I believe that the PFLAG Ally Award has great significance and I was flattered to accept it on Monday night on behalf of the Burke family. But I hope the day comes, and soon, when this award is retired as obsolete.
A parent’s unconditional love and acceptance of their child is unremarkable and should be automatic. It deserves no accolades or praise. Make no mistake, the hero here was Brendan. What Brendan did took courage. Coming out in arguably the most macho of the professional sports. Now that was worthy of an award.
Most walls in society have been breached or leveled over time. But not this one—professional sports in North America has no gay presence. And certainly the NHL does not. These walls have not been breached, have not been leveled. Bias, suspicion and prejudice still prevail.
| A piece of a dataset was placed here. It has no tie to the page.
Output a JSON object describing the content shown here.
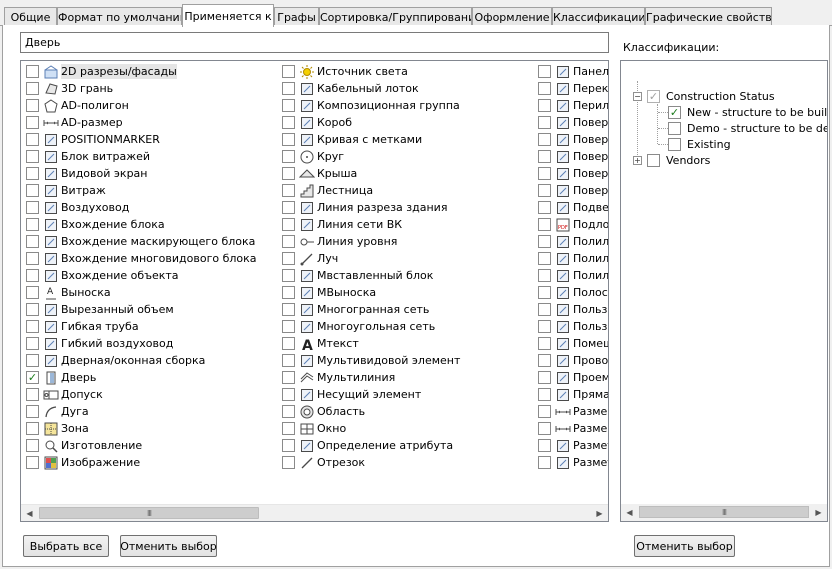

Our goal has to be to continue to level these barriers.
…My favorite thing about my son telling me he was gay [was] I didn’t have to take anything back. My children were raised in a home which taught acceptance. This is the first step: practice and teach acceptance… If everyone practices acceptance, this issue will go away over time.
Toronto Maple Leaf General Manager Brian Burke, discussing his son Brendan, upon receiving the PFLAG Ally Award on Monday. Brendan was an assistant on the Miami of Ohio hockey team and died in a car crash on February 5, 2010. Read the full text of Brian’s speech here.
Source: OutSports. Photos: PFLAG